■ Task goal
Give the data back exactly as it stands.

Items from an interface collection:

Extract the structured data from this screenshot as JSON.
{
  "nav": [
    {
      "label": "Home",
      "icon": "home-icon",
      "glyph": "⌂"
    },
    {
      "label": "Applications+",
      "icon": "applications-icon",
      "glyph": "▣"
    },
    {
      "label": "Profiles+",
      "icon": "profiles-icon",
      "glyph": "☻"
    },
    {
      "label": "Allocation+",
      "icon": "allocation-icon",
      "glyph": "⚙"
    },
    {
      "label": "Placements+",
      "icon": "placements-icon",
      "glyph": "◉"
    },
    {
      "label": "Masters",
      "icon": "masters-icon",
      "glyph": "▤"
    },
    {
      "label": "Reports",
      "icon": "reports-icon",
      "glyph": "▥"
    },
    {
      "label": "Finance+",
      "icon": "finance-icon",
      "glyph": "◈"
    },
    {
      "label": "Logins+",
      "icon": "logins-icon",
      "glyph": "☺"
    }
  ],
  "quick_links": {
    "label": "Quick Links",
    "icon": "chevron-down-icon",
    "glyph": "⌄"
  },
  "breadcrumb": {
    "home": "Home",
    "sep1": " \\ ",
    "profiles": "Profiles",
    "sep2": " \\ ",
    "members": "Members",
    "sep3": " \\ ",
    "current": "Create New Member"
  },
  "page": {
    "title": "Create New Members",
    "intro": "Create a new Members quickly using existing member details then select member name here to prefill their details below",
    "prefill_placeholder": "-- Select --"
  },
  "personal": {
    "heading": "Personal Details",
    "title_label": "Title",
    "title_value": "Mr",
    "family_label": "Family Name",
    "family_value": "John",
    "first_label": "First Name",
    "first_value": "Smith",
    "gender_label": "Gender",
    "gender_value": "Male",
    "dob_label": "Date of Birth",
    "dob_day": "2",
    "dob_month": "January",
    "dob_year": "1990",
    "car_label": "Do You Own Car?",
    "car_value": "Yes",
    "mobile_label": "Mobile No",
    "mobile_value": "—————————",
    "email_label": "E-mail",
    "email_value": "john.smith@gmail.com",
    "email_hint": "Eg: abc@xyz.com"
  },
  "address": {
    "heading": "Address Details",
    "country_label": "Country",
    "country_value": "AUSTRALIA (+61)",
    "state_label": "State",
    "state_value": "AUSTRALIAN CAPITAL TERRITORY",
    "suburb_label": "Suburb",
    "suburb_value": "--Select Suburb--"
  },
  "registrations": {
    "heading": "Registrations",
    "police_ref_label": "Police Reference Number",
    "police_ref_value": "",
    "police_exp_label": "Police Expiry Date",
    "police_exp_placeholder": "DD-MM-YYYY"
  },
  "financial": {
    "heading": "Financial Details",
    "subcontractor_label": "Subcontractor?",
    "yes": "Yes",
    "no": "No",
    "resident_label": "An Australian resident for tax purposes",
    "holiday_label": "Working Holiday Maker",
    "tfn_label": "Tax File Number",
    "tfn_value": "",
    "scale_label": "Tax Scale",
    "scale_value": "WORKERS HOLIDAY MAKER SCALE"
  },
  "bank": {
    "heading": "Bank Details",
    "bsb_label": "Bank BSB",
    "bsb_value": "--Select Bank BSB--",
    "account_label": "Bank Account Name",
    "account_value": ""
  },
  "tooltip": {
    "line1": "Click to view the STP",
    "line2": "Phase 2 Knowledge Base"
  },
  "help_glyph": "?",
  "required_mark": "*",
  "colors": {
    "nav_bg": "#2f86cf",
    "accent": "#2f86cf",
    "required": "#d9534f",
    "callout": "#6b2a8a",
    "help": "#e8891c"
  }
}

■ Task solution
Extract the structured data from this screenshot as JSON.
{
  "nav": [
    {
      "label": "Home",
      "icon": "home-icon",
      "glyph": "⌂"
    },
    {
      "label": "Applications+",
      "icon": "applications-icon",
      "glyph": "▣"
    },
    {
      "label": "Profiles+",
      "icon": "profiles-icon",
      "glyph": "☻"
    },
    {
      "label": "Allocation+",
      "icon": "allocation-icon",
      "glyph": "⚙"
    },
    {
      "label": "Placements+",
      "icon": "placements-icon",
      "glyph": "◉"
    },
    {
      "label": "Masters",
      "icon": "masters-icon",
      "glyph": "▤"
    },
    {
      "label": "Reports",
      "icon": "reports-icon",
      "glyph": "▥"
    },
    {
      "label": "Finance+",
      "icon": "finance-icon",
      "glyph": "◈"
    },
    {
      "label": "Logins+",
      "icon": "logins-icon",
      "glyph": "☺"
    }
  ],
  "quick_links": {
    "label": "Quick Links",
    "icon": "chevron-down-icon",
    "glyph": "⌄"
  },
  "breadcrumb": {
    "home": "Home",
    "sep1": " \\ ",
    "profiles": "Profiles",
    "sep2": " \\ ",
    "members": "Members",
    "sep3": " \\ ",
    "current": "Create New Member"
  },
  "page": {
    "title": "Create New Members",
    "intro": "Create a new Members quickly using existing member details then select member name here to prefill their details below",
    "prefill_placeholder": "-- Select --"
  },
  "personal": {
    "heading": "Personal Details",
    "title_label": "Title",
    "title_value": "Mr",
    "family_label": "Family Name",
    "family_value": "John",
    "first_label": "First Name",
    "first_value": "Smith",
    "gender_label": "Gender",
    "gender_value": "Male",
    "dob_label": "Date of Birth",
    "dob_day": "2",
    "dob_month": "January",
    "dob_year": "1990",
    "car_label": "Do You Own Car?",
    "car_value": "Yes",
    "mobile_label": "Mobile No",
    "mobile_value": "—————————",
    "email_label": "E-mail",
    "email_value": "john.smith@gmail.com",
    "email_hint": "Eg: abc@xyz.com"
  },
  "address": {
    "heading": "Address Details",
    "country_label": "Country",
    "country_value": "AUSTRALIA (+61)",
    "state_label": "State",
    "state_value": "AUSTRALIAN CAPITAL TERRITORY",
    "suburb_label": "Suburb",
    "suburb_value": "--Select Suburb--"
  },
  "registrations": {
    "heading": "Registrations",
    "police_ref_label": "Police Reference Number",
    "police_ref_value": "",
    "police_exp_label": "Police Expiry Date",
    "police_exp_placeholder": "DD-MM-YYYY"
  },
  "financial": {
    "heading": "Financial Details",
    "subcontractor_label": "Subcontractor?",
    "yes": "Yes",
    "no": "No",
    "resident_label": "An Australian resident for tax purposes",
    "holiday_label": "Working Holiday Maker",
    "tfn_label": "Tax File Number",
    "tfn_value": "",
    "scale_label": "Tax Scale",
    "scale_value": "WORKERS HOLIDAY MAKER SCALE"
  },
  "bank": {
    "heading": "Bank Details",
    "bsb_label": "Bank BSB",
    "bsb_value": "--Select Bank BSB--",
    "account_label": "Bank Account Name",
    "account_value": ""
  },
  "tooltip": {
    "line1": "Click to view the STP",
    "line2": "Phase 2 Knowledge Base"
  },
  "help_glyph": "?",
  "required_mark": "*",
  "colors": {
    "nav_bg": "#2f86cf",
    "accent": "#2f86cf",
    "required": "#d9534f",
    "callout": "#6b2a8a",
    "help": "#e8891c"
  }
}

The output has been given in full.